August 06, 1996|By Emily De Ferrari

FOR SEVERAL WEEKS my 6-year-old had been savoring the sensations of her first loose tooth.

I remembered my own loose teeth: the novelty of moving the tooth with the tongue; the sweet drop of blood, proved on the Kleenex; the surprise at the sharpness of the root side when it first begins to lift out of the gum; the trick of popping it back into place and smiling as if it's not really loose at all.

A disciplined regimen

She had been full of expectant delight as this event unfolded in her mouth. After weeks of patient waiting, one day in the grocery store, she happily performed a disciplined regimen of exercise, moving the tooth back and forth and almost out, over and over, relentlessly, without stop.

As I stood at the checkout counter and she waited on the bench in the window with the sunshine, she exploded with joy and accomplishment. ''It's out! My tooth is out!'' We wrapped it lovingly in a fresh Kleenex and she carried it home.

It was presented to all who expressed interest with the same joy and pride with which its emergence had been heralded.

At the dentist

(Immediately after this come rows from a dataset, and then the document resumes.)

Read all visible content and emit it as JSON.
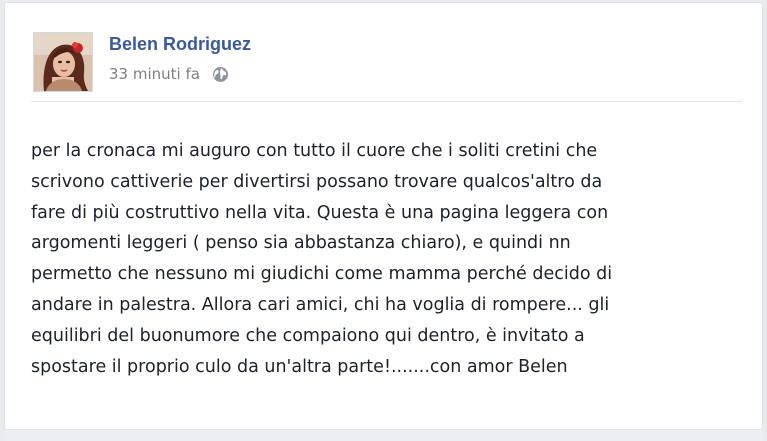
{
  "post": {
    "author": "Belen Rodriguez",
    "timestamp": "33 minuti fa",
    "privacy_icon": "globe-icon",
    "body": "per la cronaca mi auguro con tutto il cuore che i soliti cretini che\nscrivono cattiverie per divertirsi possano trovare qualcos'altro da\nfare di più costruttivo nella vita. Questa è una pagina leggera con\nargomenti leggeri ( penso sia abbastanza chiaro), e quindi nn\npermetto che nessuno mi giudichi come mamma perché decido di\nandare in palestra. Allora cari amici, chi ha voglia di rompere... gli\nequilibri del buonumore che compaiono qui dentro, è invitato a\nspostare il proprio culo da un'altra parte!.......con amor Belen"
  },
  "colors": {
    "author_link": "#3b5998",
    "meta_text": "#7f7f7f",
    "body_text": "#1d2129"
  }
}
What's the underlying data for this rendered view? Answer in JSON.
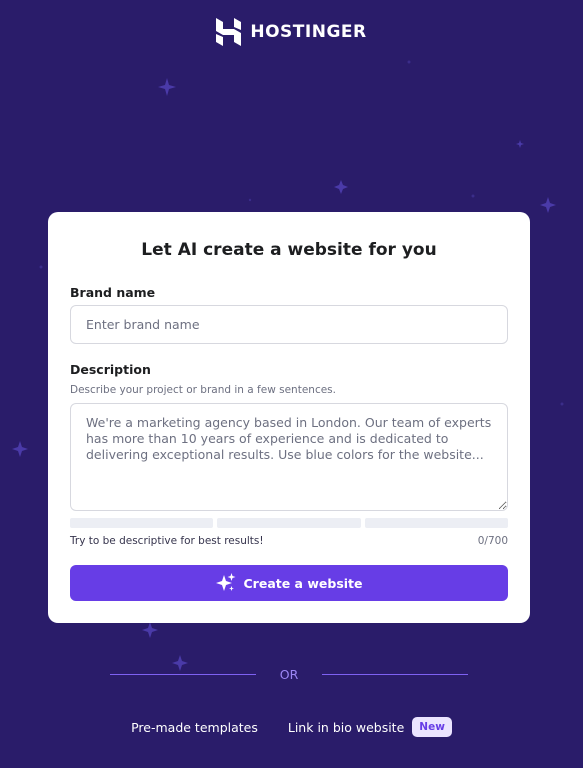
{
  "brand": {
    "name": "HOSTINGER",
    "logo_icon": "hostinger-h-logo"
  },
  "card": {
    "title": "Let AI create a website for you",
    "brand_name": {
      "label": "Brand name",
      "placeholder": "Enter brand name",
      "value": ""
    },
    "description": {
      "label": "Description",
      "hint": "Describe your project or brand in a few sentences.",
      "placeholder": "We're a marketing agency based in London. Our team of experts has more than 10 years of experience and is dedicated to delivering exceptional results. Use blue colors for the website...",
      "value": ""
    },
    "progress": {
      "segments": 3,
      "filled": 0
    },
    "footer_hint": "Try to be descriptive for best results!",
    "char_counter": "0/700",
    "create_button": {
      "label": "Create a website",
      "icon": "sparkles-icon"
    }
  },
  "divider": {
    "label": "OR"
  },
  "bottom_links": {
    "templates": "Pre-made templates",
    "link_in_bio": "Link in bio website",
    "new_badge": "New"
  },
  "colors": {
    "background": "#2a1c6a",
    "accent": "#673de6",
    "card": "#ffffff",
    "badge_bg": "#ebe4ff"
  }
}
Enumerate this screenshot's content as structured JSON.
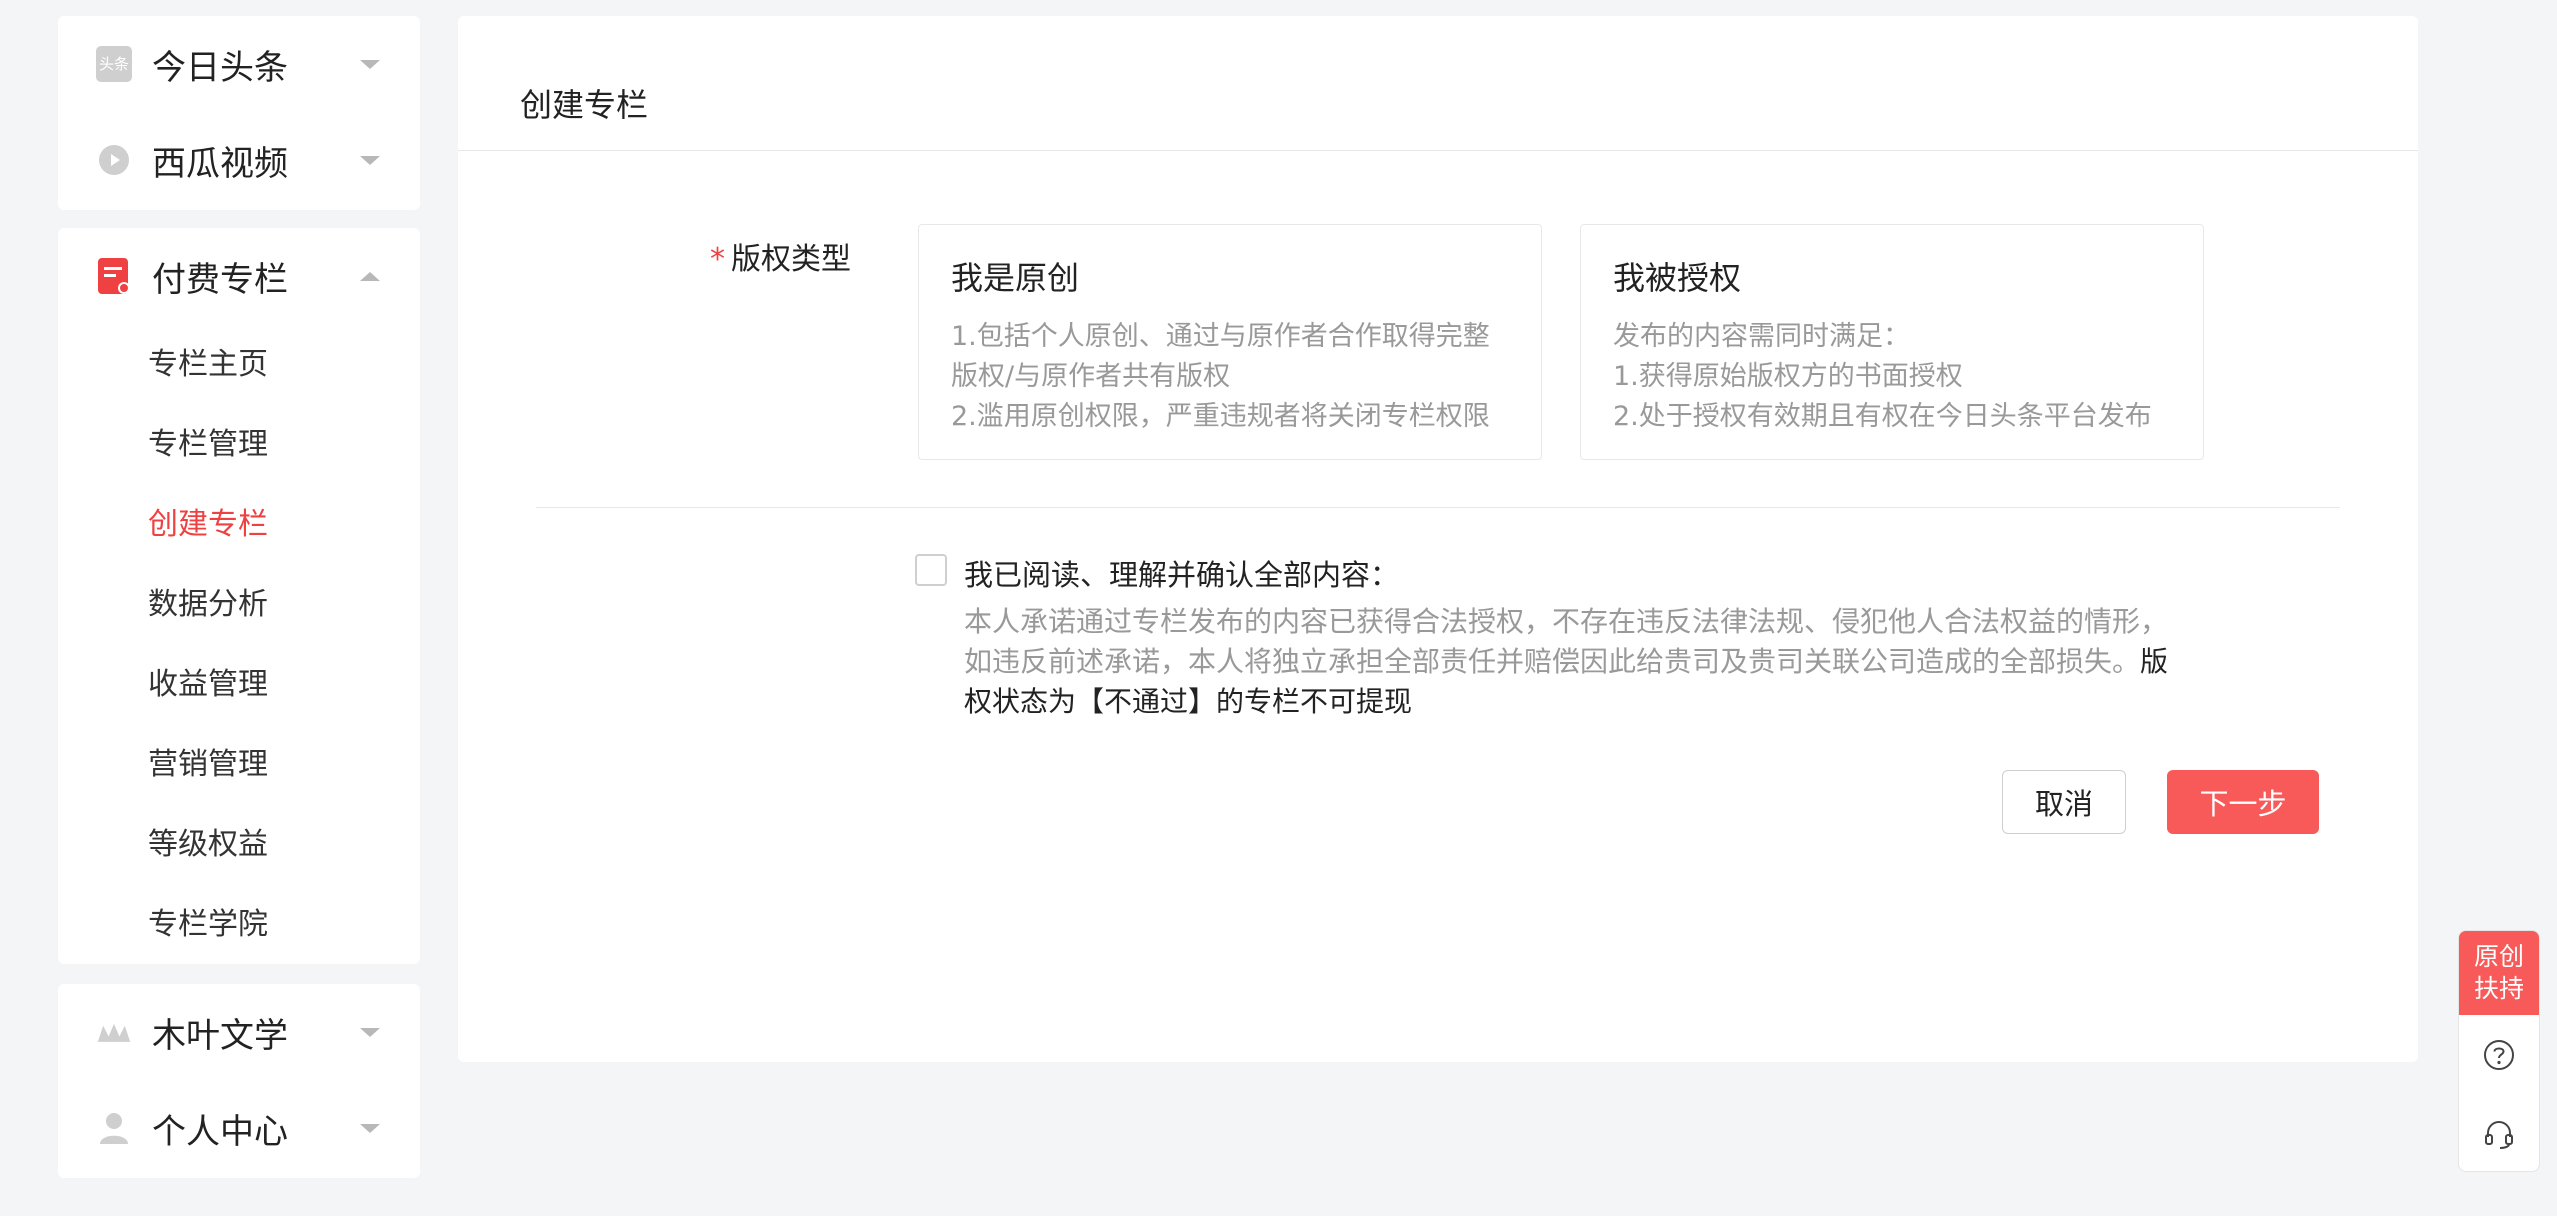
{
  "sidebar": {
    "toutiao": "今日头条",
    "xigua": "西瓜视频",
    "paid_column": {
      "label": "付费专栏",
      "items": [
        "专栏主页",
        "专栏管理",
        "创建专栏",
        "数据分析",
        "收益管理",
        "营销管理",
        "等级权益",
        "专栏学院"
      ],
      "active": "创建专栏"
    },
    "muye": "木叶文学",
    "personal": "个人中心",
    "toutiao_icon_text": "头条"
  },
  "main": {
    "title": "创建专栏",
    "copyright_label": "版权类型",
    "required_mark": "*",
    "options": [
      {
        "title": "我是原创",
        "lines": [
          "1.包括个人原创、通过与原作者合作取得完整",
          "版权/与原作者共有版权",
          "2.滥用原创权限，严重违规者将关闭专栏权限"
        ]
      },
      {
        "title": "我被授权",
        "lines": [
          "发布的内容需同时满足：",
          "1.获得原始版权方的书面授权",
          "2.处于授权有效期且有权在今日头条平台发布"
        ]
      }
    ],
    "agree_label": "我已阅读、理解并确认全部内容：",
    "agree_text": "本人承诺通过专栏发布的内容已获得合法授权，不存在违反法律法规、侵犯他人合法权益的情形，如违反前述承诺，本人将独立承担全部责任并赔偿因此给贵司及贵司关联公司造成的全部损失。",
    "agree_bold": "版权状态为【不通过】的专栏不可提现",
    "cancel": "取消",
    "next": "下一步"
  },
  "float": {
    "line1": "原创",
    "line2": "扶持"
  },
  "colors": {
    "accent": "#f04142",
    "button": "#f85959"
  }
}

Two days later on her routine trip to the dentist, she proudly displayed the empty space. ''I lost my tooth.'' Congratulations were made, as well as the acknowledgment that the adjacent tooth was also loose.

An offer from the dentist to pull out the second tooth was warily accepted with well contained anticipatory excitement. Gauze was applied. The tooth was wiggled back and forth and removed with one swift movement.

The gum bled, and the shock, betrayal and disappointment at the pain it caused ran across my daughter's face. The tooth was wrapped in gauze and put in my wallet while she attended to her bleeding gum. The next few hours were spent with her lower jaw slightly open and blood-tinged saliva pooling under her uplifted tongue. ''It still hurts.''

To make matters exceedingly worse, this working-mother Tooth Fairy overlooked her obligations. The tooth lay abandoned and neglected under the pillow in the morning.

The Tooth Fairy returns

Since then, my daughter's mouth has recovered, her good will has been restored and by distraction and deceit on my part, and indulgent humor on her part, the Tooth Fairy made a makeup visit.

The midwife in me, the one who works in hospitals with intravenous tubing, ''nothing-by-mouth'' orders and fetal monitors, has been aroused. In the hospital, I work to protect a woman's ability to birth her baby the way that is right for her, and often I look to home birthers and birth centers for my inspiration.

But once again life has tapped me on the shoulder and I am renewing my resolve to bring the traditions of midwifery, the joy and pride of the first tooth, to women birthing everywhere.

Emily De Ferrari writes from Baltimore.

Pub Date: 8/06/96

Baltimore Sun Articles
|
|
|
Please note the green-lined linked article text has been applied commercially without any involvement from our newsroom editors, reporters or any other editorial staff.